INPUT DATA
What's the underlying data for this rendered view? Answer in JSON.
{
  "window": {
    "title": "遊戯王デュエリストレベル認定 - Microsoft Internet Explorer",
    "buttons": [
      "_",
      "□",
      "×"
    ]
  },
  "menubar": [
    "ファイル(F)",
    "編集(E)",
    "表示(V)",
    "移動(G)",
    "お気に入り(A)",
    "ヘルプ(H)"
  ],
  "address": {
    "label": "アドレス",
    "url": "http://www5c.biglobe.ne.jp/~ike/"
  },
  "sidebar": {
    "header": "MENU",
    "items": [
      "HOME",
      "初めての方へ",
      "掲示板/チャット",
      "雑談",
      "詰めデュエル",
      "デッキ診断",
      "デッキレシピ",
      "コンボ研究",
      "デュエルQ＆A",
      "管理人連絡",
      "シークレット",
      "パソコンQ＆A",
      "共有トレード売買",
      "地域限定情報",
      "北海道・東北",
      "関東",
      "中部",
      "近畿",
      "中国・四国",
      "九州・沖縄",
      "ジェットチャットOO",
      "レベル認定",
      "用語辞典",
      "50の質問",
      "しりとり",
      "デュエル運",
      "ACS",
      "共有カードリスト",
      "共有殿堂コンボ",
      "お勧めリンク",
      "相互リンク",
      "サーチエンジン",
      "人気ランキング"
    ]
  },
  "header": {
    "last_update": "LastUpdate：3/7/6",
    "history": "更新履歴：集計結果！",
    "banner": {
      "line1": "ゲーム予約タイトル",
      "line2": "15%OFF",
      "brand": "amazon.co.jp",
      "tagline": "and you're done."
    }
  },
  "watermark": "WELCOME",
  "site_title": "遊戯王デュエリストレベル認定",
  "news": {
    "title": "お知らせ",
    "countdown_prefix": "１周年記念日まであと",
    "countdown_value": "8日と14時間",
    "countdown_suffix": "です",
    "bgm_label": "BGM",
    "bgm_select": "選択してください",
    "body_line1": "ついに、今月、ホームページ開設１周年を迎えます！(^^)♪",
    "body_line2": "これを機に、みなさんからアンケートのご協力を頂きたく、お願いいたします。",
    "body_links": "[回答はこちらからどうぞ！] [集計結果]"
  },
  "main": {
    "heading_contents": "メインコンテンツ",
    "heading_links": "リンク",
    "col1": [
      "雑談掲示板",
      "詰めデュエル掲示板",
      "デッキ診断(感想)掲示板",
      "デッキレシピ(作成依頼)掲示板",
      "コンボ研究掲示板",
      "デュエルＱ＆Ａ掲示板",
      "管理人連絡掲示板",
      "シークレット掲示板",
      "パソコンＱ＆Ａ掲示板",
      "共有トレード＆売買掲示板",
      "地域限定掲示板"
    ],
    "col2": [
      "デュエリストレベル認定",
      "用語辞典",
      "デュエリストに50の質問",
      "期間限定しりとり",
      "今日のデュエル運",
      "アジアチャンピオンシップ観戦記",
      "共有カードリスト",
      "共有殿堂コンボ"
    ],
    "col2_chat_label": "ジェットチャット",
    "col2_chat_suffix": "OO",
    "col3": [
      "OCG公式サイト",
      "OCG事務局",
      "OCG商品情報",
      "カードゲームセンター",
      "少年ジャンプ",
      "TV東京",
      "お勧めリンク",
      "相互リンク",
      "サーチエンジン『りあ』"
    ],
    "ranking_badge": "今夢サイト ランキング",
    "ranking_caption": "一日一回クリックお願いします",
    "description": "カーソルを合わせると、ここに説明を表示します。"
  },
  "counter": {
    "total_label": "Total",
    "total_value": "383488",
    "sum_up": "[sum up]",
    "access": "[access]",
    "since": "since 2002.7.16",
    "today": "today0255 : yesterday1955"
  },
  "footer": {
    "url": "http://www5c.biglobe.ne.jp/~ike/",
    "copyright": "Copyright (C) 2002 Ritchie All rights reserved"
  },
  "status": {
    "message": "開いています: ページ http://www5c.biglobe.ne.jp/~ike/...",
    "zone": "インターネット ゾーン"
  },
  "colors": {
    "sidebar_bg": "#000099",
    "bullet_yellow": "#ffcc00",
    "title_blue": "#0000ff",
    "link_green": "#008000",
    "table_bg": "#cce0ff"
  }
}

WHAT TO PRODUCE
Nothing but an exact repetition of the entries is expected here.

PROBLEM SOLUTION
What's the underlying data for this rendered view? Answer in JSON.
{
  "window": {
    "title": "遊戯王デュエリストレベル認定 - Microsoft Internet Explorer",
    "buttons": [
      "_",
      "□",
      "×"
    ]
  },
  "menubar": [
    "ファイル(F)",
    "編集(E)",
    "表示(V)",
    "移動(G)",
    "お気に入り(A)",
    "ヘルプ(H)"
  ],
  "address": {
    "label": "アドレス",
    "url": "http://www5c.biglobe.ne.jp/~ike/"
  },
  "sidebar": {
    "header": "MENU",
    "items": [
      "HOME",
      "初めての方へ",
      "掲示板/チャット",
      "雑談",
      "詰めデュエル",
      "デッキ診断",
      "デッキレシピ",
      "コンボ研究",
      "デュエルQ＆A",
      "管理人連絡",
      "シークレット",
      "パソコンQ＆A",
      "共有トレード売買",
      "地域限定情報",
      "北海道・東北",
      "関東",
      "中部",
      "近畿",
      "中国・四国",
      "九州・沖縄",
      "ジェットチャットOO",
      "レベル認定",
      "用語辞典",
      "50の質問",
      "しりとり",
      "デュエル運",
      "ACS",
      "共有カードリスト",
      "共有殿堂コンボ",
      "お勧めリンク",
      "相互リンク",
      "サーチエンジン",
      "人気ランキング"
    ]
  },
  "header": {
    "last_update": "LastUpdate：3/7/6",
    "history": "更新履歴：集計結果！",
    "banner": {
      "line1": "ゲーム予約タイトル",
      "line2": "15%OFF",
      "brand": "amazon.co.jp",
      "tagline": "and you're done."
    }
  },
  "watermark": "WELCOME",
  "site_title": "遊戯王デュエリストレベル認定",
  "news": {
    "title": "お知らせ",
    "countdown_prefix": "１周年記念日まであと",
    "countdown_value": "8日と14時間",
    "countdown_suffix": "です",
    "bgm_label": "BGM",
    "bgm_select": "選択してください",
    "body_line1": "ついに、今月、ホームページ開設１周年を迎えます！(^^)♪",
    "body_line2": "これを機に、みなさんからアンケートのご協力を頂きたく、お願いいたします。",
    "body_links": "[回答はこちらからどうぞ！] [集計結果]"
  },
  "main": {
    "heading_contents": "メインコンテンツ",
    "heading_links": "リンク",
    "col1": [
      "雑談掲示板",
      "詰めデュエル掲示板",
      "デッキ診断(感想)掲示板",
      "デッキレシピ(作成依頼)掲示板",
      "コンボ研究掲示板",
      "デュエルＱ＆Ａ掲示板",
      "管理人連絡掲示板",
      "シークレット掲示板",
      "パソコンＱ＆Ａ掲示板",
      "共有トレード＆売買掲示板",
      "地域限定掲示板"
    ],
    "col2": [
      "デュエリストレベル認定",
      "用語辞典",
      "デュエリストに50の質問",
      "期間限定しりとり",
      "今日のデュエル運",
      "アジアチャンピオンシップ観戦記",
      "共有カードリスト",
      "共有殿堂コンボ"
    ],
    "col2_chat_label": "ジェットチャット",
    "col2_chat_suffix": "OO",
    "col3": [
      "OCG公式サイト",
      "OCG事務局",
      "OCG商品情報",
      "カードゲームセンター",
      "少年ジャンプ",
      "TV東京",
      "お勧めリンク",
      "相互リンク",
      "サーチエンジン『りあ』"
    ],
    "ranking_badge": "今夢サイト ランキング",
    "ranking_caption": "一日一回クリックお願いします",
    "description": "カーソルを合わせると、ここに説明を表示します。"
  },
  "counter": {
    "total_label": "Total",
    "total_value": "383488",
    "sum_up": "[sum up]",
    "access": "[access]",
    "since": "since 2002.7.16",
    "today": "today0255 : yesterday1955"
  },
  "footer": {
    "url": "http://www5c.biglobe.ne.jp/~ike/",
    "copyright": "Copyright (C) 2002 Ritchie All rights reserved"
  },
  "status": {
    "message": "開いています: ページ http://www5c.biglobe.ne.jp/~ike/...",
    "zone": "インターネット ゾーン"
  },
  "colors": {
    "sidebar_bg": "#000099",
    "bullet_yellow": "#ffcc00",
    "title_blue": "#0000ff",
    "link_green": "#008000",
    "table_bg": "#cce0ff"
  }
}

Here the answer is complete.